(INPUT FOR THIS TASK Opens)
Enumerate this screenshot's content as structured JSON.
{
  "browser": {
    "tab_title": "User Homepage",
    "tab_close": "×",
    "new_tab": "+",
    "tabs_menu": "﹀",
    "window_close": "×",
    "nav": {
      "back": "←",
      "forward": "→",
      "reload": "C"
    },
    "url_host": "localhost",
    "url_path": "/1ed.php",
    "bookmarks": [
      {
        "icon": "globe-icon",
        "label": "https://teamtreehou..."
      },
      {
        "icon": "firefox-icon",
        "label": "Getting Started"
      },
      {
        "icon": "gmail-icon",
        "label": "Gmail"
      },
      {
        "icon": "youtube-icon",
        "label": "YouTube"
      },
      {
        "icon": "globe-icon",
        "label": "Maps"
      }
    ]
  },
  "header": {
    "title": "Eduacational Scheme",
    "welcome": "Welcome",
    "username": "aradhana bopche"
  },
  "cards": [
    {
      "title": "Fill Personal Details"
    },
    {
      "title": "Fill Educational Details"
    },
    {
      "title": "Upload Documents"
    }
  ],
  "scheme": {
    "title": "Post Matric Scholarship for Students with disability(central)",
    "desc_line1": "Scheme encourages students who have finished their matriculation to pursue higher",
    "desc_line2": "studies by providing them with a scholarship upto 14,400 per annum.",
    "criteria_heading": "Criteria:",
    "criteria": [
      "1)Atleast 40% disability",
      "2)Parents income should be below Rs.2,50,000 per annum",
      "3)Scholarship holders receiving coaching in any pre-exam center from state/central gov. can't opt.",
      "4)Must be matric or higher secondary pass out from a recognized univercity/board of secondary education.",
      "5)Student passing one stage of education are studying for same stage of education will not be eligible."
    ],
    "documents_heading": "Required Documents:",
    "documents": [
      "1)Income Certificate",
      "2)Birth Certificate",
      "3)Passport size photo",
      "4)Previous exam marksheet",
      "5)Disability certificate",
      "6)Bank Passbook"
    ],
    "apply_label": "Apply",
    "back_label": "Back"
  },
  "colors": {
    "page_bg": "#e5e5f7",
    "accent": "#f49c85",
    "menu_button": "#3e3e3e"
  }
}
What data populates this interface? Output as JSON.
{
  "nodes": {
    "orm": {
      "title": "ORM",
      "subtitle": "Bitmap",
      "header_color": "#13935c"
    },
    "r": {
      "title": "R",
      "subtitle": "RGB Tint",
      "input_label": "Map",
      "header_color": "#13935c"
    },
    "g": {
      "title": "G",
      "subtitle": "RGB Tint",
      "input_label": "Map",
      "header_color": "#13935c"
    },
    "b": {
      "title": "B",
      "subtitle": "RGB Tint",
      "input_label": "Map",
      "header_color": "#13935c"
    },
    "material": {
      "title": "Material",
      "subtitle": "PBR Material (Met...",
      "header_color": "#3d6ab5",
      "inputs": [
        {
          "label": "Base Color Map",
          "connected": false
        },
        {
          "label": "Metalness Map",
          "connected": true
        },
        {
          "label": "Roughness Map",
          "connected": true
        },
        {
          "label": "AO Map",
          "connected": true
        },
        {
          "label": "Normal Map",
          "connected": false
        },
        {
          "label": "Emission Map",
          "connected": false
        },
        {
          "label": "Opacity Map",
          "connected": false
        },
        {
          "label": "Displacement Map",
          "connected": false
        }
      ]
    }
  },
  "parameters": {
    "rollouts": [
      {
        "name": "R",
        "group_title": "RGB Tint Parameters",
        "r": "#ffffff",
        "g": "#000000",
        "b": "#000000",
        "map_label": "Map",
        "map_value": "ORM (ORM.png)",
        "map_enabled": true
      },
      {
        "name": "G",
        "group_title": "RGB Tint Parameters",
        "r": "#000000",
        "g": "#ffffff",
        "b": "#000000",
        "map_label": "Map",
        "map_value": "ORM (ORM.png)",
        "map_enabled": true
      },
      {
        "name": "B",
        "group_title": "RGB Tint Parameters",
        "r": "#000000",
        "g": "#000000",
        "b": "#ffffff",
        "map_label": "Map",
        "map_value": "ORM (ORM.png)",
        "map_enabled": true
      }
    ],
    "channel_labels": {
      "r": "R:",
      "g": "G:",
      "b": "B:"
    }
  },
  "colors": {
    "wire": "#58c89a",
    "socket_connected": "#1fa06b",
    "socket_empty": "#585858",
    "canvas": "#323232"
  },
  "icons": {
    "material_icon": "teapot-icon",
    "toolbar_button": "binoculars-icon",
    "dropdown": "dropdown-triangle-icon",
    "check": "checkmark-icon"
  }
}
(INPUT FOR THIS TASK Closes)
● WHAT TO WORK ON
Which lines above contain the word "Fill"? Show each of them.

● TASK OUTPUT
      "title": "Fill Personal Details"
      "title": "Fill Educational Details"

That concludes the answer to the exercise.